When we have suffered a lot of trauma, our emotional and physical systems have literally been overloaded with input. It is as though the inner circuit board of our being is endlessly lit up with warning lights flashing, sounds blaring, neurons endlessly firing backwards and forwards in an awful cacophony of inner white noise, electric pain and fury which revolves endlessly around and never seems to stop.
We need to find our own individual circuit breakers to interrupt the endless feedback loop cycle from endlessly refiring within us. To me this means developing an awareness of what has caused us pain and trauma in the past, amped up our nervous system or triggered us. It means creating and finding peaceful places within and without which are nourishing for us on every level, physically, emotionally, mentally and spiritually, places of soothing, calm, expansion and warmth within which our hurting, contracted places can release and let go of what limits, restricts and confines in an unhealthy way or endlessly re-traumatises us.
I have been thinking lately a great deal about the pain body, a concept that Eckart Tolle has written and spoken about. All of us carry some degree of pain within us, some people such as myself carry a huge pain body around. The pain body consists of all the pain from trauma, injuries, hurts and/or losses we have suffered in this life that may affect us unconsciously. According to Tolle developing awareness of or consciousness into our own pain body as well as the pain body of others, developing some intelligence into the ways in which we react out of the pain body and can retrigger our own and other’s pain is very important to learning to becoming more skilful and happy in our lives.
I started to write a blog this morning about compassionate communication.
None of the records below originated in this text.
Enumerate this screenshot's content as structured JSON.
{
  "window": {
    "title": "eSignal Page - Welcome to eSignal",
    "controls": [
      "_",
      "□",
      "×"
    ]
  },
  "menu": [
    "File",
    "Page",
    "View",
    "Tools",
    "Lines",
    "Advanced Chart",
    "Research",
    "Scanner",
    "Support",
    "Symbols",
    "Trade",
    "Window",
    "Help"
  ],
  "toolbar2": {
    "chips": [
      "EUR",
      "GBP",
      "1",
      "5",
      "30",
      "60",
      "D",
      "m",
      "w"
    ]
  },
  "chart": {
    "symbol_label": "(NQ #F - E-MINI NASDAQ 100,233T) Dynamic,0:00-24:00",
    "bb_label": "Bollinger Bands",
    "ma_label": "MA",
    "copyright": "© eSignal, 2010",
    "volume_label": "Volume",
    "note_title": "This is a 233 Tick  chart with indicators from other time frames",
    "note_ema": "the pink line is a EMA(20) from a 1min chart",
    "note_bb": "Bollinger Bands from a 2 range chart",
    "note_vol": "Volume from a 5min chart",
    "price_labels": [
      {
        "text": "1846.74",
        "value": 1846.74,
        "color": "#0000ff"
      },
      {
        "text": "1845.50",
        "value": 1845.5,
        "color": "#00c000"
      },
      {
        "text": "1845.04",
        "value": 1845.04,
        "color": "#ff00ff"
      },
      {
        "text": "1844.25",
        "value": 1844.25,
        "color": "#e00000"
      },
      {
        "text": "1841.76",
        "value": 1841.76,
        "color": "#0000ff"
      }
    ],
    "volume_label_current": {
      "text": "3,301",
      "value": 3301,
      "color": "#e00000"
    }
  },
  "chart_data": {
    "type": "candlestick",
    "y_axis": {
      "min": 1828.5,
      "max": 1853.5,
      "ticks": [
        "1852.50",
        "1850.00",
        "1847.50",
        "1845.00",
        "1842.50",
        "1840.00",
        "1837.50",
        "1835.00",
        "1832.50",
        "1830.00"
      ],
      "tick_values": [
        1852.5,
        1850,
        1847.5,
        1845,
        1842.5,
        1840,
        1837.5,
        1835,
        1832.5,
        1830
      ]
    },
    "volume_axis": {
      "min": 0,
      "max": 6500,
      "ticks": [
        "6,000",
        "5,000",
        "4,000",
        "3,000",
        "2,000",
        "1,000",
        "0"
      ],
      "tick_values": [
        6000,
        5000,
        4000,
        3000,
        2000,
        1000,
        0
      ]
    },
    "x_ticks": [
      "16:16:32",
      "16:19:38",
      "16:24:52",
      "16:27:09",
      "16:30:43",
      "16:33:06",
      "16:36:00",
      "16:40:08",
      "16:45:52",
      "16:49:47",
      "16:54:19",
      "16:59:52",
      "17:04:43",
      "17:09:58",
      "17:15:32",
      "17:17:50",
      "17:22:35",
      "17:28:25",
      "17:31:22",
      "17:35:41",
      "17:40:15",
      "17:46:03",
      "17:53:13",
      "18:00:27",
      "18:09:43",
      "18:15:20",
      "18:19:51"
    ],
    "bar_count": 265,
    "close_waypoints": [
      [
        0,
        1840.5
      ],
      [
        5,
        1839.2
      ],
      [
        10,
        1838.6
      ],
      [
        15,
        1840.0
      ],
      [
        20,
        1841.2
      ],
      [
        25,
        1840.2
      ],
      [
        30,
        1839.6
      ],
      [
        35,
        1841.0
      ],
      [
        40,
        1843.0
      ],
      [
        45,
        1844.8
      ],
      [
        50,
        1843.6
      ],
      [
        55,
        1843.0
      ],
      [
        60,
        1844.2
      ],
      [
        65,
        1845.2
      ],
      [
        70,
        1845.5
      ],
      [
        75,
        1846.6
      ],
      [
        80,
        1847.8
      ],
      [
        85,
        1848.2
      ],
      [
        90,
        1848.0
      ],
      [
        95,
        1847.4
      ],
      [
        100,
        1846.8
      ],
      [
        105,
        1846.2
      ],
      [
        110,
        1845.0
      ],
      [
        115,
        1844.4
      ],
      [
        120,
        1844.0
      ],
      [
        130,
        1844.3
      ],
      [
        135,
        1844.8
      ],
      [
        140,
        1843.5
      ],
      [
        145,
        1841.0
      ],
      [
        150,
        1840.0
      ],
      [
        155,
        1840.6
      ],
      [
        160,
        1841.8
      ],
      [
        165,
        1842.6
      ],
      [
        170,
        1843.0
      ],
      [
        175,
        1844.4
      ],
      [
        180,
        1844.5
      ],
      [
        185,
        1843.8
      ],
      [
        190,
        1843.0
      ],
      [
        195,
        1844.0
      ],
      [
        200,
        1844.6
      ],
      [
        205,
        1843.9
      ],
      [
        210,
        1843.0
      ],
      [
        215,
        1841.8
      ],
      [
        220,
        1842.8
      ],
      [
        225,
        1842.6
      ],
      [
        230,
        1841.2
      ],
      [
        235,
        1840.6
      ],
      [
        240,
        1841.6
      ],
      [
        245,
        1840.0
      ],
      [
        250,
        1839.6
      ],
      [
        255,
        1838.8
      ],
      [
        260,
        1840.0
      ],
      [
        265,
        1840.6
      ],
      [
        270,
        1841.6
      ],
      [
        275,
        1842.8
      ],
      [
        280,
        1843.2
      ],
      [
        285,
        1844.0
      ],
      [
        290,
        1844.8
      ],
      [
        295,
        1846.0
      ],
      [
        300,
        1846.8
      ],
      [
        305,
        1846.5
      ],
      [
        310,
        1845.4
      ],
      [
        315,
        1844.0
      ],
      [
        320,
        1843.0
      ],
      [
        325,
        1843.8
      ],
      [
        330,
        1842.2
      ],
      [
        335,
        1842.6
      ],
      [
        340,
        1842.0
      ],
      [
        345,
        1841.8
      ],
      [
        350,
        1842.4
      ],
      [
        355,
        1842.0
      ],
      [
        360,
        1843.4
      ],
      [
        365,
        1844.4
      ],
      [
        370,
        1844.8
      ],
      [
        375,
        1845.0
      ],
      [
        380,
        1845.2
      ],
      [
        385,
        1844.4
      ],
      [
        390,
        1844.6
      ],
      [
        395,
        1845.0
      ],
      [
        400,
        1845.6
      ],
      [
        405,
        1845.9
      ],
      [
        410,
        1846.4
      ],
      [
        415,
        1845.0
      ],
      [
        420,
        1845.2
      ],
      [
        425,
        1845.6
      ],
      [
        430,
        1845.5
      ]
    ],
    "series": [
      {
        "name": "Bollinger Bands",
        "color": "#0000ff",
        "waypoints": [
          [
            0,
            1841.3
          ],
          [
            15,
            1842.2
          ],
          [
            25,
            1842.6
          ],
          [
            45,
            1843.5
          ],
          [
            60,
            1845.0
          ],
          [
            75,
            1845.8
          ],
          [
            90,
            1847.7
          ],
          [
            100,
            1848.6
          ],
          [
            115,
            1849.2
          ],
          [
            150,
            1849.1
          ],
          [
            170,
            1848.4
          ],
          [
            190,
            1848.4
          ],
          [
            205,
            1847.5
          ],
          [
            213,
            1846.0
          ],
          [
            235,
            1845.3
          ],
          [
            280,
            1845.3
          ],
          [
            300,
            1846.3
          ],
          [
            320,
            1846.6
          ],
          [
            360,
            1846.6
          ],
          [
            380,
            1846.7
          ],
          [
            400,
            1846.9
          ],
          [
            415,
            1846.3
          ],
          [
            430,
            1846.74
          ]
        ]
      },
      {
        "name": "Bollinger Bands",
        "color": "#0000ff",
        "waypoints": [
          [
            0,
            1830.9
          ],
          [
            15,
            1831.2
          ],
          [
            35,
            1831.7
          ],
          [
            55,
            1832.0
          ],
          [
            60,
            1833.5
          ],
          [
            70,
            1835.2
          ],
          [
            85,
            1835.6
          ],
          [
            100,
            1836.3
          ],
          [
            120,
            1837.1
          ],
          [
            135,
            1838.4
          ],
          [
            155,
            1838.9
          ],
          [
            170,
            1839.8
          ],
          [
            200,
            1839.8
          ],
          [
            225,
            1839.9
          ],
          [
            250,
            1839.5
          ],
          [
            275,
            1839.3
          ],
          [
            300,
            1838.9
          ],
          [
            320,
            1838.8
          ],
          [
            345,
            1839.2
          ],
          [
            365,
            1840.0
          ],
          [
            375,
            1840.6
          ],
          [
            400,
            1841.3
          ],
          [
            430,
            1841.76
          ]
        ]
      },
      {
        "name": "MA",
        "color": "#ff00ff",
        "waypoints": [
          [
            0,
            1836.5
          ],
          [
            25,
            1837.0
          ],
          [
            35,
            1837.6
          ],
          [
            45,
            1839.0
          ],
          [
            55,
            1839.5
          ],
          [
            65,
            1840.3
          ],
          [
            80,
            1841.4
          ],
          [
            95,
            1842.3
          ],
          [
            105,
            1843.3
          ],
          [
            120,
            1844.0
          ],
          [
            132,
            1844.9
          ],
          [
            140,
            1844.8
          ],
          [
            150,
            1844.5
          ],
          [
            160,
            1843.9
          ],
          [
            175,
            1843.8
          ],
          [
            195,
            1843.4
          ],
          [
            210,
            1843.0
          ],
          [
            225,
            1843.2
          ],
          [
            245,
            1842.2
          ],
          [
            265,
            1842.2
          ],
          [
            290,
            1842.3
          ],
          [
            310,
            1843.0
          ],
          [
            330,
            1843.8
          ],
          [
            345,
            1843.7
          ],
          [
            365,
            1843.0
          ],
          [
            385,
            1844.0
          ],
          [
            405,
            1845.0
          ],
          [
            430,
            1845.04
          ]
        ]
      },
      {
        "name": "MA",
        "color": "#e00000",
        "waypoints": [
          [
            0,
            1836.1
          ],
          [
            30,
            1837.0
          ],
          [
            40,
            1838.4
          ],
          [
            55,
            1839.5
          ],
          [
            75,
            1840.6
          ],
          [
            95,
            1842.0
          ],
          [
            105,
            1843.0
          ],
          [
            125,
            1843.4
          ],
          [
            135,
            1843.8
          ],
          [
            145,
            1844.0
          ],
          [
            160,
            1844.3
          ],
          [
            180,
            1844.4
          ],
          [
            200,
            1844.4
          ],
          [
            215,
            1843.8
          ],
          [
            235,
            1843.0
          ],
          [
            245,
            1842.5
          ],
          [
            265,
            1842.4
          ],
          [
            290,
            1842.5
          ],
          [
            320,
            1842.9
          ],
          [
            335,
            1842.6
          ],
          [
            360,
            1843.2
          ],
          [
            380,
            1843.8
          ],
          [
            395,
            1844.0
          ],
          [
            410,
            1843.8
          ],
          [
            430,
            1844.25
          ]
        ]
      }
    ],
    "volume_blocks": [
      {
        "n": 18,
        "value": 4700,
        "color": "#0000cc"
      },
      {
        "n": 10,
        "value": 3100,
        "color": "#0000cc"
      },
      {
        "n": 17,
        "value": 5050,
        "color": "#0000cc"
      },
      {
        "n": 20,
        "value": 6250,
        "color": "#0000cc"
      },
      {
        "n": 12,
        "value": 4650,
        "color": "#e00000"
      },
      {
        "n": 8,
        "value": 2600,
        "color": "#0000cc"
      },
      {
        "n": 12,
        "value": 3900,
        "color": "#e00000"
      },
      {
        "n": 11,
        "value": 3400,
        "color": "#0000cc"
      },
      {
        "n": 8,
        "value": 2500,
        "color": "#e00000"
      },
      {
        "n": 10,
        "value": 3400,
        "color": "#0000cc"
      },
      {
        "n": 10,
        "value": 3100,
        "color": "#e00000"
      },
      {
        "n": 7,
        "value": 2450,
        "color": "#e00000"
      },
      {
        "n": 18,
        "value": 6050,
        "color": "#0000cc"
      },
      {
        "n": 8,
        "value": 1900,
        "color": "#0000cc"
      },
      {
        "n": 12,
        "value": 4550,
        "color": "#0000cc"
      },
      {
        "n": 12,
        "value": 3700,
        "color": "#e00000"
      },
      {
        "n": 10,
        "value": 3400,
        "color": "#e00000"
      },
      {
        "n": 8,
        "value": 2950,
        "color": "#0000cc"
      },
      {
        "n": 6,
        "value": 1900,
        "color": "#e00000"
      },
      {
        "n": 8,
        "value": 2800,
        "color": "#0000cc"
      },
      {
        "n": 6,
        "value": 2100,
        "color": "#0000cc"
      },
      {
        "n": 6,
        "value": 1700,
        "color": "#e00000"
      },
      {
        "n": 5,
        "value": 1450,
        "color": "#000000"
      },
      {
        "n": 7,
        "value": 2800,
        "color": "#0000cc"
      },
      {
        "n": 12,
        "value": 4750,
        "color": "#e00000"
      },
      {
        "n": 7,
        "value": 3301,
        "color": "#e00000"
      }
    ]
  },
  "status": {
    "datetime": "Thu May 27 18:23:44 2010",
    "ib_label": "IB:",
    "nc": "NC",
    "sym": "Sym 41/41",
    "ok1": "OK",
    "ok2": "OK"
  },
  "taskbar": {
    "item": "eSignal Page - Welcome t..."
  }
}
It was prompted by a book I started to re-read last night on love. Suffice to say for this blog we are only able to be compassionate towards ourselves and others after we have developed an awareness and acceptance of the fact that some pain is part of life. We carry pain, others carry pain and the best answer and healing remedy to deal with the pain body in ourselves and others is an attitude of what Pema Chodron calls unconditional friendliness, an open, loose, expansive, state of awareness, acceptance and presence, a radiant field of loving tolerant energy within which pain can be embraced, soothed and de-potentised (Word press isn’t recognising that word but I think its a good one for stepping down the potent charge of a pain body that is firing off and getting magnified and magnetised by a triggering event or state we are encountering within ourselves or in our relationships).
Trauma and pain’s most noticeable impact upon many of us is a state of contraction, a state of pulling in or away as a result of hurt. We either react, run, hide, avoid or attack, play dead, freeze or spin out. And it is perfectly natural that we react in this way, from the more primal centres of our brain. However over time and when these kind of reactions lead our pain to repeat or magnify or get us caught up in a fruitless destructive cycle we may feel the urge to reach for a better way of responding. Is there a chance we could lean in, take a deep breathe and hold ourselves still in the midst of trauma allowing its vibration to release and have its way its way with us?
Over the past week or so this is the kind of practice I have been attempting to engage in. I find the Universe often has a tendency to present us with challenges and lessons when we put our hands up in this way. Today I lost my car keys in the shopping centre where I had gone for a cup of coffee. I am sure they were in my bag when I went to the discount pharmacy to buy some things, not so sure if they were still there when I visited the library, but by the time I was heading towards the carpark I reached my hands inside my bag to find it void of any keys at all. I started to feel sick inside as I do in this kind of situation. (Its a while since this sort of thing has happened to me as I have been much more mindful of my keys after having lost them on at least 6 occasions over the past year or so.) My first impulse was to freak out and panic after I had checked the concierge desk and customer service in the department store I was in at the time. It was not possible to check the library as the library closed at 4 pm.
I stopped myself mid panic and said “the keys are lost for now, you need to stay calm and think of how to solve the situation.” My phone was in another bag in my car in the car park. I knew I had a spare key at home, taxis stood nearby in the taxi rank so I got into one and told the driver what had happened. He drove me home and waited while I collected the spare key then returned me to the shopping centre from where I drove home.
I still noticed that I was running a ‘disaster’ script in my head, self judgement over how careless I was to have lost the keys in the first place, a sick feeling thinking I had no idea where they were and may never find them back. But then calmer voices came into play. How much of a disaster is it really if I loose those keys? I don’t have any control over the situation now and making it worse by awfulising things will just end up adding stress that I don’t need. The keys may turn up later, but for now isn’t it just best to let it go, kiddo. Problem solved. I did not have to add to the difficulty by amping up things and I just had a chat to a friend about it and we had a huge laugh.
A few days later I went to the library and was told my keys had been found on the floor near the self issue station. My calmness payed of. Everything was really okay. By not freaking out I had stopped more pain for myself. It took a lot of work and conscious intent and taught me some really practical things about dealing with the pain body.